Your task: Scan the entries below for the word "Change", then copy each line that holds it.
Data supplied Start Marker
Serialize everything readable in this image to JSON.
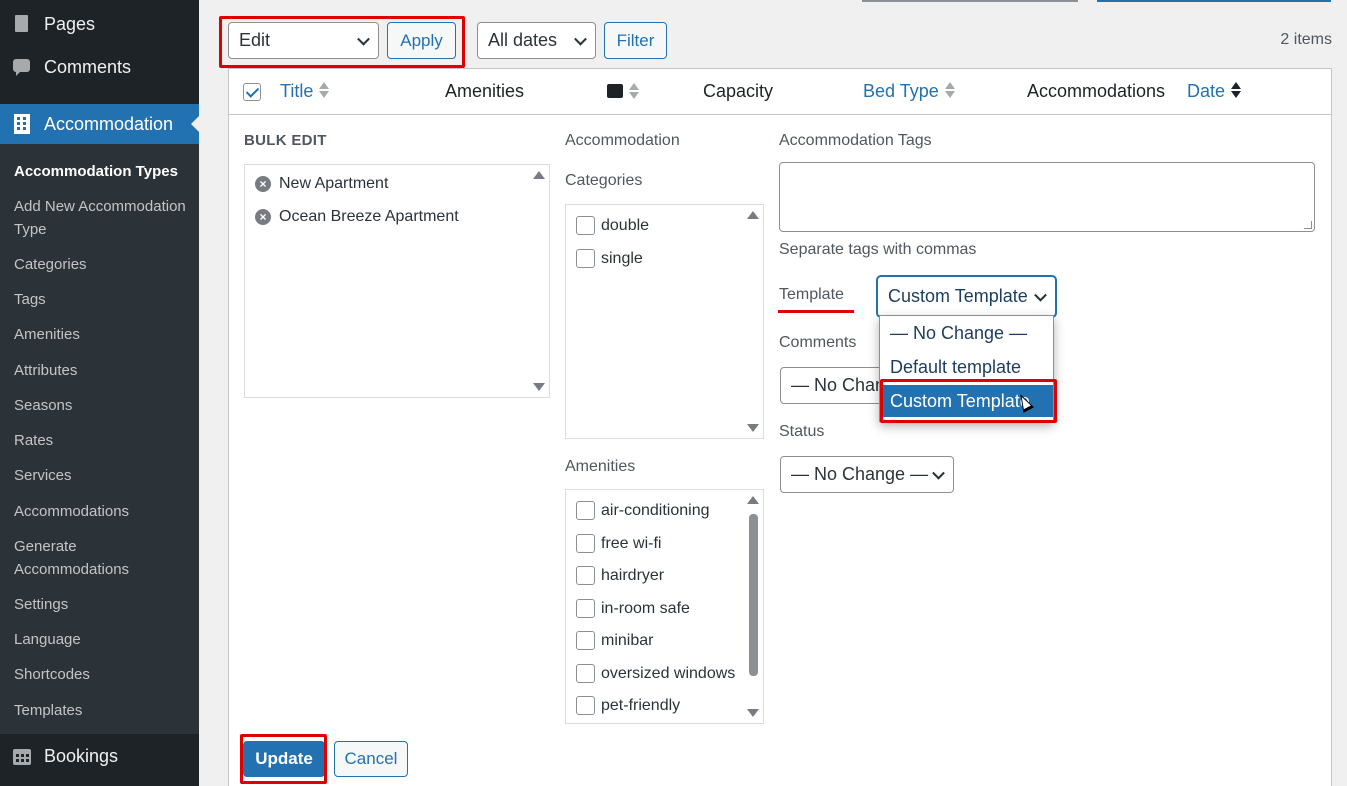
{
  "sidebar": {
    "pages_label": "Pages",
    "comments_label": "Comments",
    "accommodation_label": "Accommodation",
    "bookings_label": "Bookings",
    "items": [
      "Accommodation Types",
      "Add New Accommodation Type",
      "Categories",
      "Tags",
      "Amenities",
      "Attributes",
      "Seasons",
      "Rates",
      "Services",
      "Accommodations",
      "Generate Accommodations",
      "Settings",
      "Language",
      "Shortcodes",
      "Templates"
    ]
  },
  "toolbar": {
    "bulk_action_value": "Edit",
    "apply_label": "Apply",
    "dates_value": "All dates",
    "filter_label": "Filter",
    "items_count": "2 items"
  },
  "columns": {
    "title": "Title",
    "amenities": "Amenities",
    "capacity": "Capacity",
    "bed_type": "Bed Type",
    "accommodations": "Accommodations",
    "date": "Date"
  },
  "bulk_edit": {
    "heading": "BULK EDIT",
    "posts": [
      "New Apartment",
      "Ocean Breeze Apartment"
    ],
    "accommodation_label": "Accommodation",
    "categories_label": "Categories",
    "categories": [
      "double",
      "single"
    ],
    "amenities_label": "Amenities",
    "amenities": [
      "air-conditioning",
      "free wi-fi",
      "hairdryer",
      "in-room safe",
      "minibar",
      "oversized windows",
      "pet-friendly"
    ],
    "tags_label": "Accommodation Tags",
    "tags_hint": "Separate tags with commas",
    "template_label": "Template",
    "template_value": "Custom Template",
    "template_options": [
      "— No Change —",
      "Default template",
      "Custom Template"
    ],
    "comments_label": "Comments",
    "comments_value": "— No Change —",
    "status_label": "Status",
    "status_value": "— No Change —",
    "update_label": "Update",
    "cancel_label": "Cancel"
  },
  "colors": {
    "accent": "#2271b1",
    "highlight": "#e00000",
    "sidebar_bg": "#1d2327"
  }
}
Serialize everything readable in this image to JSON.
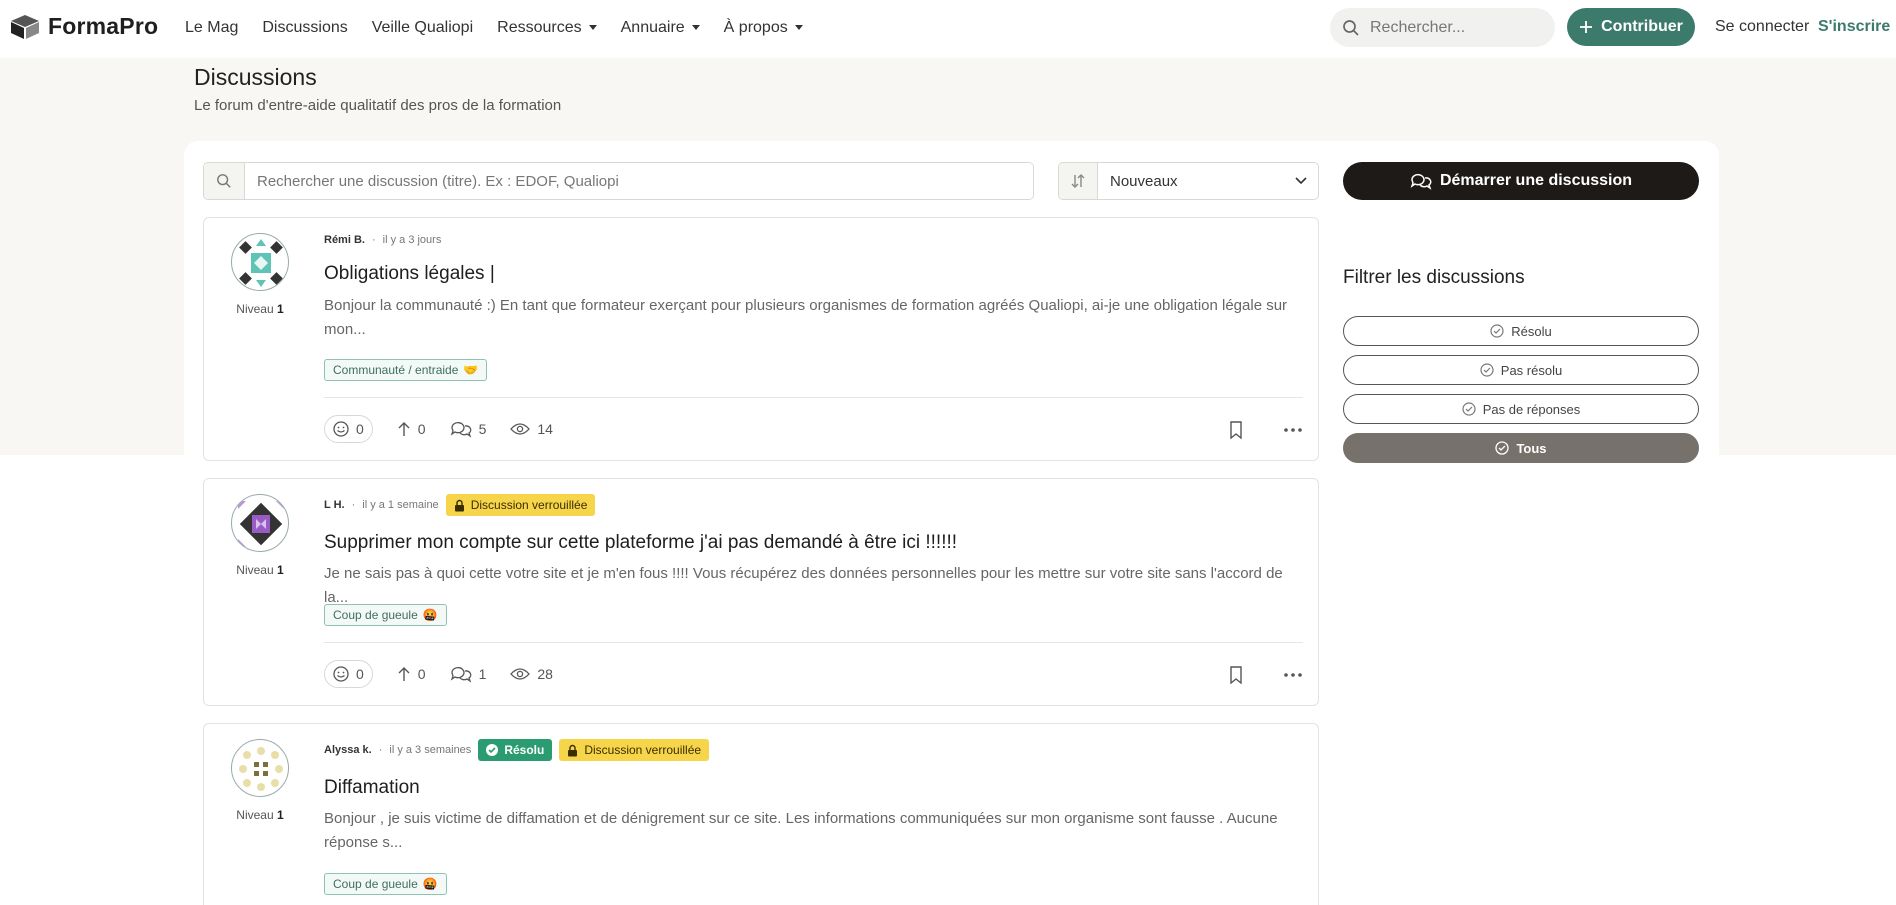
{
  "nav": {
    "brand": "FormaPro",
    "menu": [
      {
        "label": "Le Mag",
        "dropdown": false
      },
      {
        "label": "Discussions",
        "dropdown": false
      },
      {
        "label": "Veille Qualiopi",
        "dropdown": false
      },
      {
        "label": "Ressources",
        "dropdown": true
      },
      {
        "label": "Annuaire",
        "dropdown": true
      },
      {
        "label": "À propos",
        "dropdown": true
      }
    ],
    "search_placeholder": "Rechercher...",
    "contribute_label": "Contribuer",
    "login_label": "Se connecter",
    "signup_label": "S'inscrire"
  },
  "header": {
    "title": "Discussions",
    "subtitle": "Le forum d'entre-aide qualitatif des pros de la formation"
  },
  "toolbar": {
    "search_placeholder": "Rechercher une discussion (titre). Ex : EDOF, Qualiopi",
    "sort_value": "Nouveaux",
    "start_label": "Démarrer une discussion"
  },
  "filters": {
    "title": "Filtrer les discussions",
    "options": [
      {
        "label": "Résolu",
        "active": false
      },
      {
        "label": "Pas résolu",
        "active": false
      },
      {
        "label": "Pas de réponses",
        "active": false
      },
      {
        "label": "Tous",
        "active": true
      }
    ]
  },
  "discussions": [
    {
      "author": "Rémi B.",
      "time": "il y a 3 jours",
      "level_label": "Niveau",
      "level": "1",
      "badges": [],
      "title": "Obligations légales |",
      "excerpt": "Bonjour la communauté :) En tant que formateur exerçant pour plusieurs organismes de formation agréés Qualiopi, ai-je une obligation légale sur mon...",
      "tag": "Communauté / entraide",
      "tag_emoji": "🤝",
      "reactions": "0",
      "upvotes": "0",
      "comments": "5",
      "views": "14"
    },
    {
      "author": "L H.",
      "time": "il y a 1 semaine",
      "level_label": "Niveau",
      "level": "1",
      "badges": [
        "Discussion verrouillée"
      ],
      "title": "Supprimer mon compte sur cette plateforme j'ai pas demandé à être ici !!!!!!",
      "excerpt": "Je ne sais pas à quoi cette votre site et je m'en fous !!!! Vous récupérez des données personnelles pour les mettre sur votre site sans l'accord de la...",
      "tag": "Coup de gueule",
      "tag_emoji": "🤬",
      "reactions": "0",
      "upvotes": "0",
      "comments": "1",
      "views": "28"
    },
    {
      "author": "Alyssa k.",
      "time": "il y a 3 semaines",
      "level_label": "Niveau",
      "level": "1",
      "badge_resolved": "Résolu",
      "badges": [
        "Discussion verrouillée"
      ],
      "title": "Diffamation",
      "excerpt": "Bonjour , je suis victime de diffamation et de dénigrement sur ce site. Les informations communiquées sur mon organisme sont fausse . Aucune réponse s...",
      "tag": "Coup de gueule",
      "tag_emoji": "🤬"
    }
  ],
  "colors": {
    "accent": "#3c7b6c",
    "dark_button": "#1d1a18",
    "lock_badge": "#f7d54a",
    "resolved_badge": "#2b9c72",
    "active_filter": "#77716b",
    "hero_bg": "#f8f7f4"
  }
}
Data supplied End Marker
Exercise result:
      "— No Change —",
    "comments_value": "— No Change —",
    "status_value": "— No Change —",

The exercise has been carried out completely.